Since 2020 has been the year of “stuck at home, all day every day”, earlier this summer I finished restoring and installing my Union Switch & Signal H-2 searchlight in my back yard. I still didn’t have a good way to control it, however. When Iowa Scaled Engineering was sending off another set of circuit boards for fabrication, I decided to add a fun project to the order in addition to all the various new product ideas we were working on. What project? A WiFi-enabled searchlight signal controller, of course!
In February 2019, I had to head for Memphis for… eh, professional reasons? Still a project I can’t talk about. But, being me, I added a few days on both sides for general railfanning, antiquing, and getting into trouble. Everybody else was flying in Monday, meetings Tues-Thurs, and flying home on Friday. I decided to fly in on Friday, have a three day weekend, three days of meetings, and another three day weekend before flying home Sunday night.

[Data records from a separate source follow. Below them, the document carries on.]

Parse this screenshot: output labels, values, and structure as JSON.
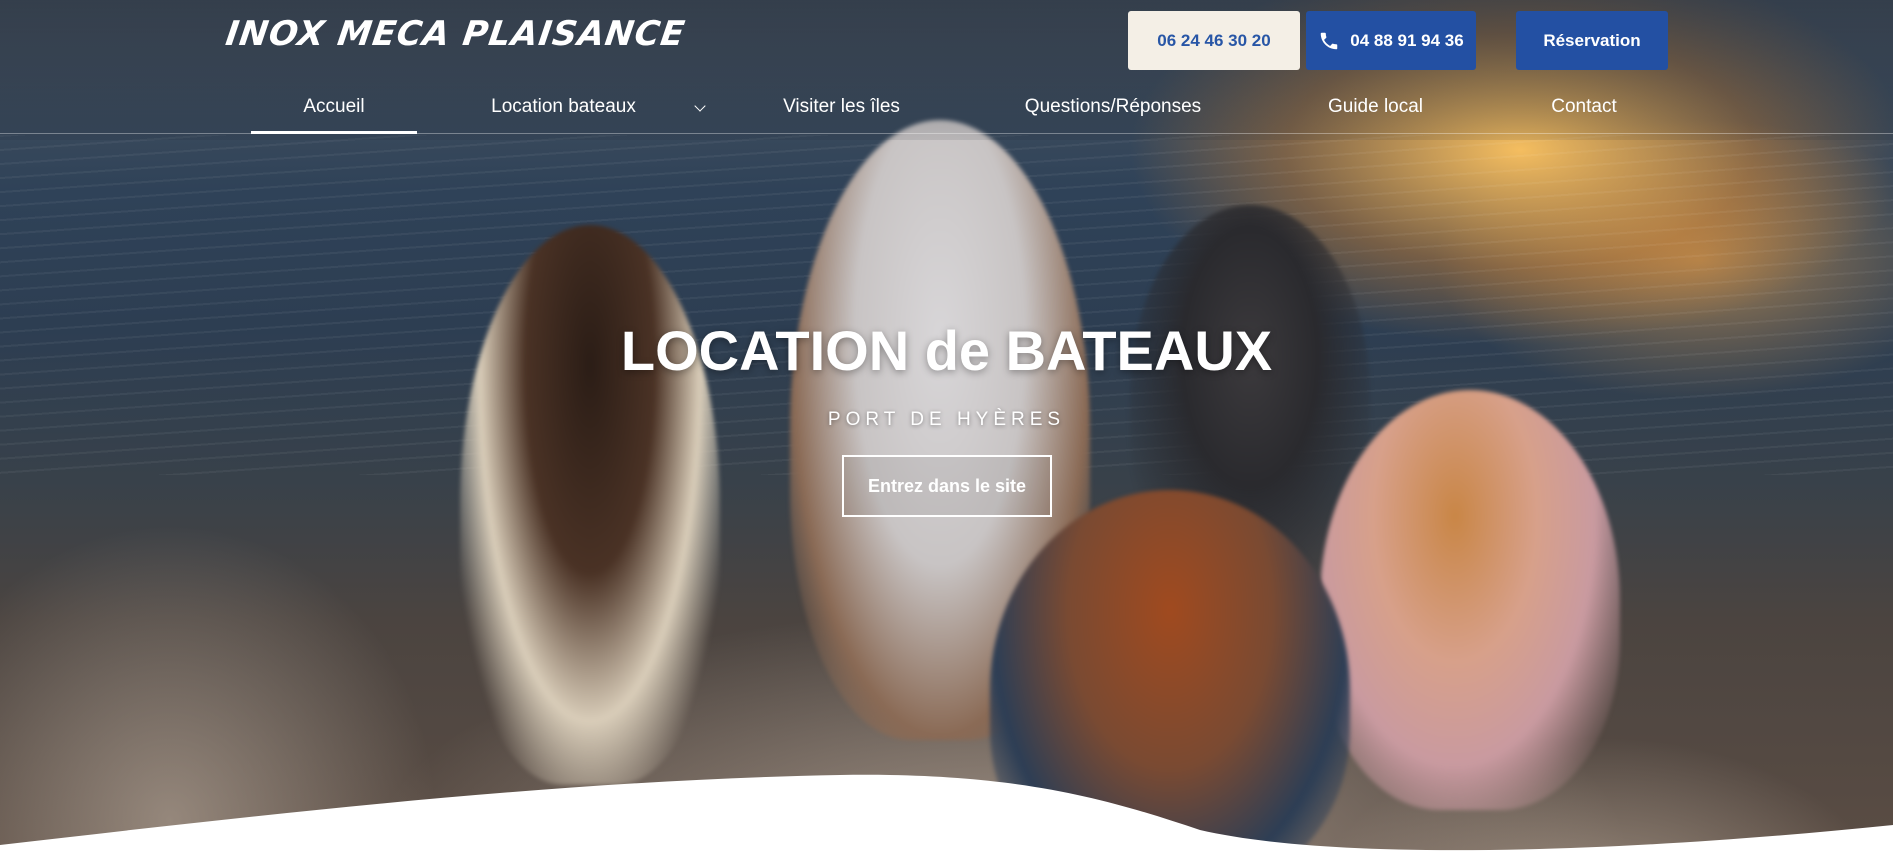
{
  "header": {
    "logo_text": "INOX MECA PLAISANCE",
    "phone_1": "06 24 46 30 20",
    "phone_2": "04 88 91 94 36",
    "reservation_label": "Réservation",
    "phone_icon": "phone-icon"
  },
  "nav": {
    "items": [
      {
        "label": "Accueil",
        "active": true
      },
      {
        "label": "Location bateaux",
        "has_dropdown": true
      },
      {
        "label": "Visiter les îles"
      },
      {
        "label": "Questions/Réponses"
      },
      {
        "label": "Guide local"
      },
      {
        "label": "Contact"
      }
    ]
  },
  "hero": {
    "title": "LOCATION de BATEAUX",
    "subtitle": "PORT DE HYÈRES",
    "cta_label": "Entrez dans le site"
  },
  "colors": {
    "brand_blue": "#2350a3",
    "phone_button_bg": "#f4efe6",
    "text_light": "#ffffff"
  }
}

The Friday-Saturday after the meetings was largely supposed to be rainy and miserable, so any truly railfanning was probably off the list. I decided I’d drive around, hit up some antique stores, and try to make it into Nashville by Saturday night to catch some music.
What I didn’t anticipate was finding a 70 pound relic that needed to be boxed and shipped home. But that’s just what happened. A completely impromptu stop at Mantiques in Hazel, KY found a beautiful old semaphore blade from a Union Switch & Signal type S or T-2 upper quadrant semaphore signal. (This would date to 1906 to maybe the 1930s at the latest, as by that point railroads had converted almost entirely to color light signals.)
Everybody needs an old railroad signal in the backyard, right? I’ve always loved old searchlight signals, and I’ve long wanted one in the back yard. I have to admit, when most folks think about collectables and yard ornaments, these probably aren’t the first things that come to mind, but I’m not most people.
About two years ago I finally decided it was time to do something about that, so I started planning and hunting down all the pieces I’d need. It took me almost a year to acquire all the pieces, and another nine months to find the ambition and time to get it done, but thanks to being stuck at home for months due to everyone’s favorite virus, I finally got it done. Now I can sit out on the patio, drink a beer, and enjoy a big ol’ chunk of restored 1930s-1940s vintage railroad technology watching over me. I couldn’t be happier.
If you want to see what it took to get to this point, read on…